**Your assignment:**
Only lines containing the word "icon" are needed; pull them out of the material.

**Working data:**
----

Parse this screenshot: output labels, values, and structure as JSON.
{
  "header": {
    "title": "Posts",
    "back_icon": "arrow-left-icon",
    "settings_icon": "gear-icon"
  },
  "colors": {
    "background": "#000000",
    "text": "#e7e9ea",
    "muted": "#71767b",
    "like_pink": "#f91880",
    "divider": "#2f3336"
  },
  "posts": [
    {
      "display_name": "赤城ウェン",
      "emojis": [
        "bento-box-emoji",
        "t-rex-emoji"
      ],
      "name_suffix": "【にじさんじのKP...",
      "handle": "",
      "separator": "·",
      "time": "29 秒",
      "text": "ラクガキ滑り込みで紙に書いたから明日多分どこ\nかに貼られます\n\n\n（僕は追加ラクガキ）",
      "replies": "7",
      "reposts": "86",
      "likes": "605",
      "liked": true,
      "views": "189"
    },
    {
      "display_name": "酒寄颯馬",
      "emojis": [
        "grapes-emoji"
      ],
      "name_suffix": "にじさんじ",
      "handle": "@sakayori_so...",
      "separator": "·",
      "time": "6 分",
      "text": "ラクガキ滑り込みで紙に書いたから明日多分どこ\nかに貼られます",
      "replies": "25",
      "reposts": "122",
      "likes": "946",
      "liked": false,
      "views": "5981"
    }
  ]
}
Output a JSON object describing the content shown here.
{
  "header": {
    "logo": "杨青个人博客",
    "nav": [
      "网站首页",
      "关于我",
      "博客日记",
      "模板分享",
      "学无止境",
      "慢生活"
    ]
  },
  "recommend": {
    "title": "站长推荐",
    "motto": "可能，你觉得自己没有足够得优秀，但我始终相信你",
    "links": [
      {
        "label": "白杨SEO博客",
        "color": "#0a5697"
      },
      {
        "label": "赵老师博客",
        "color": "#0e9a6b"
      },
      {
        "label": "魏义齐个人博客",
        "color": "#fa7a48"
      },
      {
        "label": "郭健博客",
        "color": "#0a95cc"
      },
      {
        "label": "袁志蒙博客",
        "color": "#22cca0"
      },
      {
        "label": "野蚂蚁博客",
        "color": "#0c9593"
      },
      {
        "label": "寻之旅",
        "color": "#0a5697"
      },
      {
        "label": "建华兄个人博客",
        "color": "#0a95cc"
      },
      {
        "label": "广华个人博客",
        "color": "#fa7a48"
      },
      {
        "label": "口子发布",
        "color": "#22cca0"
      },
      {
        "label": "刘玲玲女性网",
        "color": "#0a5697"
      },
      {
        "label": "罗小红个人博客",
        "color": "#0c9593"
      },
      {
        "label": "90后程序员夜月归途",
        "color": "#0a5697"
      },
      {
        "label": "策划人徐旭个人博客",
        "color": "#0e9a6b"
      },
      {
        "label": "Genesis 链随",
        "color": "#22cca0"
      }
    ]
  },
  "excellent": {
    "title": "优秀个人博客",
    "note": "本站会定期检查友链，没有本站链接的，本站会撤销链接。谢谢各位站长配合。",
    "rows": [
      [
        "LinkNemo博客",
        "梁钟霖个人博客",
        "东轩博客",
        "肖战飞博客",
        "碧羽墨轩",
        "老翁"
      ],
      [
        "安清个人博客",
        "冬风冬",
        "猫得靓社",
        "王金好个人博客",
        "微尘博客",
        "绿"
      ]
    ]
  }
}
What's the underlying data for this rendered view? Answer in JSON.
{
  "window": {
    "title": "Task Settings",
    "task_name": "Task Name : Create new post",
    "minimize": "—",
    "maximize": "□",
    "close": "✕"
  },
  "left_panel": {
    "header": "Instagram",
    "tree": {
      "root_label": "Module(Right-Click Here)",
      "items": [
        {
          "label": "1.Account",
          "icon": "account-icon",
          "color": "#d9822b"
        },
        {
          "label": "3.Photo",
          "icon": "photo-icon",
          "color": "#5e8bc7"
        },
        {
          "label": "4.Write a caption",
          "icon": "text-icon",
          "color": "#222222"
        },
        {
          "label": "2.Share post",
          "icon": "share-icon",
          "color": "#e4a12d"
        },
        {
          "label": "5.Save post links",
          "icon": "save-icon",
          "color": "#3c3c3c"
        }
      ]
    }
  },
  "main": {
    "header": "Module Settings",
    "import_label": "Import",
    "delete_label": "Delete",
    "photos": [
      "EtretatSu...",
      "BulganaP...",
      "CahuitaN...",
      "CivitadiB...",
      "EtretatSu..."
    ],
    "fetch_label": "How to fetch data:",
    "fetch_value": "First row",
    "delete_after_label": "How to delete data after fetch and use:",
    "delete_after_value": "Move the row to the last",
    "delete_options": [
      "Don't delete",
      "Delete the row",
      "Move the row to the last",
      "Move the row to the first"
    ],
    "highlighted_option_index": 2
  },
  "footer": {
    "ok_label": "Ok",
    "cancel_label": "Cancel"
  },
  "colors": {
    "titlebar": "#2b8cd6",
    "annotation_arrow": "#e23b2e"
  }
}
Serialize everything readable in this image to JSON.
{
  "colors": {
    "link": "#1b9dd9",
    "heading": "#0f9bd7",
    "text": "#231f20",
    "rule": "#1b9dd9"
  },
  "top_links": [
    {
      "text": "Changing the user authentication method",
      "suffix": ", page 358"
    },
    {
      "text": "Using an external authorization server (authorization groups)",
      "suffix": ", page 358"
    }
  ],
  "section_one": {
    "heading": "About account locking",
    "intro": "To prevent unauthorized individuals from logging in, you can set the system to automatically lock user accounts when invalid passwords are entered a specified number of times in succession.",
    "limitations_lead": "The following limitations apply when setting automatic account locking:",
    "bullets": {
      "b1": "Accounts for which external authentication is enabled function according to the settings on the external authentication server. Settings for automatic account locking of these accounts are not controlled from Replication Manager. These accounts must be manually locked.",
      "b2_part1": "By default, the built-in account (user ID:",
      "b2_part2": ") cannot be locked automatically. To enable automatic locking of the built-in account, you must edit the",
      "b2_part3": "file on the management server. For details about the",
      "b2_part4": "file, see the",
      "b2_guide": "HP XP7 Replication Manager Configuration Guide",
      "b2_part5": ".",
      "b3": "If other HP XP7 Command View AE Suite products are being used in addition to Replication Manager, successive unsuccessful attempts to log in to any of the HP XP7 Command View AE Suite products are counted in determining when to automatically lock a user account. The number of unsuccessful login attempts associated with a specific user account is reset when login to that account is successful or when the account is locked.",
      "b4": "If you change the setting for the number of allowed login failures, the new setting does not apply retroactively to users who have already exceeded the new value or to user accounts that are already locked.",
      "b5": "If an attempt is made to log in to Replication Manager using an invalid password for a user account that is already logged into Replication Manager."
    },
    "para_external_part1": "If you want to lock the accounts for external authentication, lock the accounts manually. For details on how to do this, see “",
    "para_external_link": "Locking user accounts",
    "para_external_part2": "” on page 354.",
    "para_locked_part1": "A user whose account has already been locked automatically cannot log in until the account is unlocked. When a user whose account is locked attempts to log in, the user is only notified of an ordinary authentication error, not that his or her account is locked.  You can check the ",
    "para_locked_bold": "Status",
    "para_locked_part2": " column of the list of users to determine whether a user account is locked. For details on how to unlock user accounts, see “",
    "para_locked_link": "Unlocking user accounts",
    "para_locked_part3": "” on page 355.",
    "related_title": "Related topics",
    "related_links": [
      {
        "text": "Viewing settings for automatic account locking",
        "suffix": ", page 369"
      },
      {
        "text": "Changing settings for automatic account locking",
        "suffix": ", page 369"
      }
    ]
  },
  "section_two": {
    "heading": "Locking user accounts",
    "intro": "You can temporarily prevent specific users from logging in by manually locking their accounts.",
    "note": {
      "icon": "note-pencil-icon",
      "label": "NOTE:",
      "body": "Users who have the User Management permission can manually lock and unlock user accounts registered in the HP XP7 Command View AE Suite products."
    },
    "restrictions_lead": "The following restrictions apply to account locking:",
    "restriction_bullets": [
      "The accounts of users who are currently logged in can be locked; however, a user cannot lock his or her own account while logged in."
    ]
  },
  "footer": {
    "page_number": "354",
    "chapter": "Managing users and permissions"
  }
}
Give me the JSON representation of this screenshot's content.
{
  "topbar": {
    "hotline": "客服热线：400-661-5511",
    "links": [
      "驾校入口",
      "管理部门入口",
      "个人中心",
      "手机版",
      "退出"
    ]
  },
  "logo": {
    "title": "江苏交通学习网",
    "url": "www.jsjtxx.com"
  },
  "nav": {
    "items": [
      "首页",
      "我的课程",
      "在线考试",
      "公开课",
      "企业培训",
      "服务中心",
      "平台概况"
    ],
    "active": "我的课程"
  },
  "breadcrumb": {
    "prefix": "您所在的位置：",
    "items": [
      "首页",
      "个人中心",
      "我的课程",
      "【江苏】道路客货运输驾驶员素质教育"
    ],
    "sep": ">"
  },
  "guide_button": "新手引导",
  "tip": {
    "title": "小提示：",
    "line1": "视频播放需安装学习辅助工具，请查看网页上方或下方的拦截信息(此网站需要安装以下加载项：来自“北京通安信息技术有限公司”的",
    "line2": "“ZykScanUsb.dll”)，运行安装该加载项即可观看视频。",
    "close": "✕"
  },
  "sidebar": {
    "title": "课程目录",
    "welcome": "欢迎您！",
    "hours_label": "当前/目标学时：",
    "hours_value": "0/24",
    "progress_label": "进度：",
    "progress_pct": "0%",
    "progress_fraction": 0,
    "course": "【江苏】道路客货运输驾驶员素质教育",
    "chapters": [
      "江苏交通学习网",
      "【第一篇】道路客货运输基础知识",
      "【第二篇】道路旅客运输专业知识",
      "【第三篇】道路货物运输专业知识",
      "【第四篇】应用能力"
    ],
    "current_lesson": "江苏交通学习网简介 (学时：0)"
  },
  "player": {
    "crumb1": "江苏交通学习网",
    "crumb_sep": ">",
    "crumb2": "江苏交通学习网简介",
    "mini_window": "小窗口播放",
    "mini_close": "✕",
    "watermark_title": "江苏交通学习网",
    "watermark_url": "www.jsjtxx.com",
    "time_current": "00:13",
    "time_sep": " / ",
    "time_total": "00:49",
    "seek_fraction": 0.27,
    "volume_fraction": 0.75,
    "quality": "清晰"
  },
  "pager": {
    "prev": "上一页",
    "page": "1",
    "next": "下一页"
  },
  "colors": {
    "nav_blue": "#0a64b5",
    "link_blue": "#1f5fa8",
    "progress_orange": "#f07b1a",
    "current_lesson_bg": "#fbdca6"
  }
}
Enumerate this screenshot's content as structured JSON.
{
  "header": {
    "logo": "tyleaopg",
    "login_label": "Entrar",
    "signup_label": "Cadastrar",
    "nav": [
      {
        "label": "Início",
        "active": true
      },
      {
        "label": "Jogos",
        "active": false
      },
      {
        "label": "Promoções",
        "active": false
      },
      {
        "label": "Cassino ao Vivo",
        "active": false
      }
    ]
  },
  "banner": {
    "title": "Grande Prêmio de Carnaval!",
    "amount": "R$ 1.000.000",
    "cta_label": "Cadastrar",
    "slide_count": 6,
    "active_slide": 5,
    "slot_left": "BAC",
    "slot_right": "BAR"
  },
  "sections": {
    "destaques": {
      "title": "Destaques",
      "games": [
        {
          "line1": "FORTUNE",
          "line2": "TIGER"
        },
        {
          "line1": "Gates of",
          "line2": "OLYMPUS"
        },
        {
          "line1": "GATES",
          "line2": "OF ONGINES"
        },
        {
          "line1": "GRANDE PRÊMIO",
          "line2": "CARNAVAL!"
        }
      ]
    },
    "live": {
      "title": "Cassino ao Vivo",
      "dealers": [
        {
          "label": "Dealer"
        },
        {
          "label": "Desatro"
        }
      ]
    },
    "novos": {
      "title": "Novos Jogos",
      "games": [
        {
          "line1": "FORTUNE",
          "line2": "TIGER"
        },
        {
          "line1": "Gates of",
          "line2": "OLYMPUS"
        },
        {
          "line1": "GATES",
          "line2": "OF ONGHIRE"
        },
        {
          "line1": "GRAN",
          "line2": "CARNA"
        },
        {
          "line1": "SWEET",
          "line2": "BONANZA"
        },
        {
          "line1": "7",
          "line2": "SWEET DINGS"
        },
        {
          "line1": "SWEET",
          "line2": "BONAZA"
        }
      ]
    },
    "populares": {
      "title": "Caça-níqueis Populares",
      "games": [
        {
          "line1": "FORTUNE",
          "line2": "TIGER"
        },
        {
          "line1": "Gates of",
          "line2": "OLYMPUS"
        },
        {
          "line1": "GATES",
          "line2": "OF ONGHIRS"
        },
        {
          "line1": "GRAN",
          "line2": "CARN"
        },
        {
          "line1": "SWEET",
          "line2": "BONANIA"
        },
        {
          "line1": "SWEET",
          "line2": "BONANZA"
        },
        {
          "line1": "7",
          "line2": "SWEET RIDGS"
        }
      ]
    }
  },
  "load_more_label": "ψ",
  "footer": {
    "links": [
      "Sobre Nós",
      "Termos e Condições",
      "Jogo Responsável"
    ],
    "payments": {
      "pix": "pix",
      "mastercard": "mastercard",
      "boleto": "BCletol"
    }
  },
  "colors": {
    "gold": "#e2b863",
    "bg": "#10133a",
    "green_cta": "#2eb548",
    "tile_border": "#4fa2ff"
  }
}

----

**Exercise result:**
    "back_icon": "arrow-left-icon",
    "settings_icon": "gear-icon"
          "icon": "account-icon",
          "icon": "photo-icon",
          "icon": "text-icon",
          "icon": "share-icon",
          "icon": "save-icon",
      "icon": "note-pencil-icon",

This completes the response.